Determine the number of lines in the listing below where the string "true" occurs; answer with the number alone.

── Material shown ──

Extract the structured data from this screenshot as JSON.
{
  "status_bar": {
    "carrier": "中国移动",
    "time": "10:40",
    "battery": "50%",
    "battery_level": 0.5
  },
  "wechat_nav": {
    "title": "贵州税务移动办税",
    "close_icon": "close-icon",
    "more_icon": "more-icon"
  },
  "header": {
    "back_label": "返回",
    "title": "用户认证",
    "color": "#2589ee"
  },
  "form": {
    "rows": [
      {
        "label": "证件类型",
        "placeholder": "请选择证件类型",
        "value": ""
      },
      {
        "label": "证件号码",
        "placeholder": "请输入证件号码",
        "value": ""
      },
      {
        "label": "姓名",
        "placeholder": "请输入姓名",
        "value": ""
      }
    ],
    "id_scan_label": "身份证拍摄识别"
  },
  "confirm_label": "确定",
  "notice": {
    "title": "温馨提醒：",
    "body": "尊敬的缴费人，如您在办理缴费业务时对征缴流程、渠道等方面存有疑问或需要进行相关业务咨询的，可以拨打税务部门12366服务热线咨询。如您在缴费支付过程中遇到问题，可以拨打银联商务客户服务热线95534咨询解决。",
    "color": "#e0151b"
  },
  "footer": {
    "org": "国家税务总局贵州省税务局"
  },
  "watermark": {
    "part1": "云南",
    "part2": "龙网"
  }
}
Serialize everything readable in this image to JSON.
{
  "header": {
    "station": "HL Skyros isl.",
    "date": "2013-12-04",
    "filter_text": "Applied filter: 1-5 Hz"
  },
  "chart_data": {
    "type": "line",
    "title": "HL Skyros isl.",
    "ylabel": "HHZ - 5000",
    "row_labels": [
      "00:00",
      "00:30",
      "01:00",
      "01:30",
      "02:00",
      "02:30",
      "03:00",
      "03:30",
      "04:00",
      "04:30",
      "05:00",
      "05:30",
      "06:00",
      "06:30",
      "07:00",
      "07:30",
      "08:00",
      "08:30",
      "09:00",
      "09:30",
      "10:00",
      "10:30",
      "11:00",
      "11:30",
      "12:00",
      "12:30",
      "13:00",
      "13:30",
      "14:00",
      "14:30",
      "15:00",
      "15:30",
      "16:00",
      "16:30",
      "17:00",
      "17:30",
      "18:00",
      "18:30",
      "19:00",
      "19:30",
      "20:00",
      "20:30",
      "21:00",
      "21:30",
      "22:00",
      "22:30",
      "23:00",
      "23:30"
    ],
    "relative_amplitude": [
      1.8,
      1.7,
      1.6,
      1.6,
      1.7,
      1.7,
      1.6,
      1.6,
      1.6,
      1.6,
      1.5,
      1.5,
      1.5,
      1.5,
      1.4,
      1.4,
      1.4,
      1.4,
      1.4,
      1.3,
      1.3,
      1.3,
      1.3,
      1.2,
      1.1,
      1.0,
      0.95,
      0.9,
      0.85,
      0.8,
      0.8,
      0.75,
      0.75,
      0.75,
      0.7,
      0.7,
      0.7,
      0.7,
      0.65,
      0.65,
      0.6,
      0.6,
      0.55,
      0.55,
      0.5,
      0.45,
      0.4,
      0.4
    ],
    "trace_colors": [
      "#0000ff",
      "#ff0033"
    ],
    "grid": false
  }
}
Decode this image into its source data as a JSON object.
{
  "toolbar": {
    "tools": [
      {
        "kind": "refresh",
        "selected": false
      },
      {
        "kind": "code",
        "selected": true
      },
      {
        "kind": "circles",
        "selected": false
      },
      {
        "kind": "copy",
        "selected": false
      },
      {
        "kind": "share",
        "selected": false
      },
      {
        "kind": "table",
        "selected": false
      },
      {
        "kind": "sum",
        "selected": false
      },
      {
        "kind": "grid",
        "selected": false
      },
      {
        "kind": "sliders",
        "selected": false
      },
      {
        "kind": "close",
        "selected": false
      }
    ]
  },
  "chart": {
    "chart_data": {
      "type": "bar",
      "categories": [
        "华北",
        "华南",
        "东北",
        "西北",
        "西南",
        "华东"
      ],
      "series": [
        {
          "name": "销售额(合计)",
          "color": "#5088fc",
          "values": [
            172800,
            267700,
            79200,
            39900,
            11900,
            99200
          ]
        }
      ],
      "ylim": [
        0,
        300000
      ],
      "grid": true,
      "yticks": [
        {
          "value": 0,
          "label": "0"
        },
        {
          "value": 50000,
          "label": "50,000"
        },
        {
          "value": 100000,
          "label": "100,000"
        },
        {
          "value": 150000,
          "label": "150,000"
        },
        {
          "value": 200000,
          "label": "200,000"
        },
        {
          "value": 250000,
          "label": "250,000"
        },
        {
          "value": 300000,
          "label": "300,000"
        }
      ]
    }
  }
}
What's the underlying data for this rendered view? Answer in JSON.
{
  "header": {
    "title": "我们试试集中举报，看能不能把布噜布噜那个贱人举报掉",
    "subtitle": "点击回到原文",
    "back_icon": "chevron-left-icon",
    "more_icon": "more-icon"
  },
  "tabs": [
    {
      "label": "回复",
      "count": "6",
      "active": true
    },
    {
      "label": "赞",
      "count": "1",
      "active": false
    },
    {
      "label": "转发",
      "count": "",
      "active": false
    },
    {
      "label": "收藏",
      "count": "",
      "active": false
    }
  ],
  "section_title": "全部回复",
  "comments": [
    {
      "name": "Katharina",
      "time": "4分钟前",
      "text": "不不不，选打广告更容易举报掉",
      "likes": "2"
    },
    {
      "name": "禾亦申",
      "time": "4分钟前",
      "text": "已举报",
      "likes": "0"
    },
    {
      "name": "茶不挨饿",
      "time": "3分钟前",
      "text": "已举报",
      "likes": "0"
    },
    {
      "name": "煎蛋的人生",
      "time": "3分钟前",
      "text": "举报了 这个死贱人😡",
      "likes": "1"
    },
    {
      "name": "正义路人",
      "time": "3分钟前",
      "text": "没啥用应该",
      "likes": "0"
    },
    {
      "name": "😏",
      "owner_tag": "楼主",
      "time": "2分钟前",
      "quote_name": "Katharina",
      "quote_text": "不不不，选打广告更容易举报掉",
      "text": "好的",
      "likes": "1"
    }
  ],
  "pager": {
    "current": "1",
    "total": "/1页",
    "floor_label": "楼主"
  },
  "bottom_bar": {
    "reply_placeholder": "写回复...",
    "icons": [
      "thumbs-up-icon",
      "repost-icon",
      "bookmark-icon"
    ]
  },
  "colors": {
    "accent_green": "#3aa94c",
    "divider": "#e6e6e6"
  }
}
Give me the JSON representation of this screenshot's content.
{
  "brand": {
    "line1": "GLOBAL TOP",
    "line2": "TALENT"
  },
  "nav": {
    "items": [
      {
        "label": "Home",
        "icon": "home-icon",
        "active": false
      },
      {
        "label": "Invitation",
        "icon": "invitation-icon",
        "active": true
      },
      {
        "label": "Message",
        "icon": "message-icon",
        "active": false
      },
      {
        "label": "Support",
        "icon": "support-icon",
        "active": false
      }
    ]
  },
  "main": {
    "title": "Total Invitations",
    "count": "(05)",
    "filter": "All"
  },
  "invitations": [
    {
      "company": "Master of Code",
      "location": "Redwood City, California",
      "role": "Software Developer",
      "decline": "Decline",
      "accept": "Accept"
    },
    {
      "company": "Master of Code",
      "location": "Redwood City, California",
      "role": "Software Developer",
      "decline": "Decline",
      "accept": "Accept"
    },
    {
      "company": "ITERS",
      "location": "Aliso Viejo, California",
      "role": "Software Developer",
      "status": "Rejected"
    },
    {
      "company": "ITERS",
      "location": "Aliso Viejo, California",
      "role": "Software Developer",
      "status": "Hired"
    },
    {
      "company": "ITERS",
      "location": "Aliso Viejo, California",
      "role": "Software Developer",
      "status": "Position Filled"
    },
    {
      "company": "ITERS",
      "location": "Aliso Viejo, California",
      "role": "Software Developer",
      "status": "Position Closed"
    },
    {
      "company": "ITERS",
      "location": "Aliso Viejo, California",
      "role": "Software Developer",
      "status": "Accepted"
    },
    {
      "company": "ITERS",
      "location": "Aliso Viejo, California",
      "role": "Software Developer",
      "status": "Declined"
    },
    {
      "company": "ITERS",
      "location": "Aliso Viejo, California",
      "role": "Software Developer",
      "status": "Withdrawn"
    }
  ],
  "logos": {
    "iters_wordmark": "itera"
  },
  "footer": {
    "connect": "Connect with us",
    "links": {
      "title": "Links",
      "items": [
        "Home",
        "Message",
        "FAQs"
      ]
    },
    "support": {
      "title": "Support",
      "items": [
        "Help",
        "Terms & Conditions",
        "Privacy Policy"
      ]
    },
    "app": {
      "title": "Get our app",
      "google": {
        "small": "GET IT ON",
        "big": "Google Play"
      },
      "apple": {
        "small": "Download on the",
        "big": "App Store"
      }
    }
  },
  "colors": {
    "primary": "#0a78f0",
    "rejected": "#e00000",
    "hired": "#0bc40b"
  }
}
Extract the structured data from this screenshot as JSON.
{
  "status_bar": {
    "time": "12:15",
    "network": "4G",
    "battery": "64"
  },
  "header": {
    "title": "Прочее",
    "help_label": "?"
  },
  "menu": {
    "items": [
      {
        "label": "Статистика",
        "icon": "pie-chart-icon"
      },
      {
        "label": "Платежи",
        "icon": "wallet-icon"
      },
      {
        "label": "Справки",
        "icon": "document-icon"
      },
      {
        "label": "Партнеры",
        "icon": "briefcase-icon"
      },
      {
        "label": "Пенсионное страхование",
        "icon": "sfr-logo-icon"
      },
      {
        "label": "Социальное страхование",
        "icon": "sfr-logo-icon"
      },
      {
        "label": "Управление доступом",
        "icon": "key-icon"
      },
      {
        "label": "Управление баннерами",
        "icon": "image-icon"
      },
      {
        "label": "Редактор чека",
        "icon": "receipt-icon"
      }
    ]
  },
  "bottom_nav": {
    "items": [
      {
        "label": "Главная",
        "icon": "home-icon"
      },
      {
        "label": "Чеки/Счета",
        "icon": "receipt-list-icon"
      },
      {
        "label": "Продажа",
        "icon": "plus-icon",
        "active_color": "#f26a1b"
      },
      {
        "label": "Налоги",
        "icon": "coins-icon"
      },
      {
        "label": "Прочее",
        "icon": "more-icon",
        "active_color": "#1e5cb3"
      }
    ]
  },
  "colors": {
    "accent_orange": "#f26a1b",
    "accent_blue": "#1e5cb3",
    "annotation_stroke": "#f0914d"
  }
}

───

[Answer for the task] 4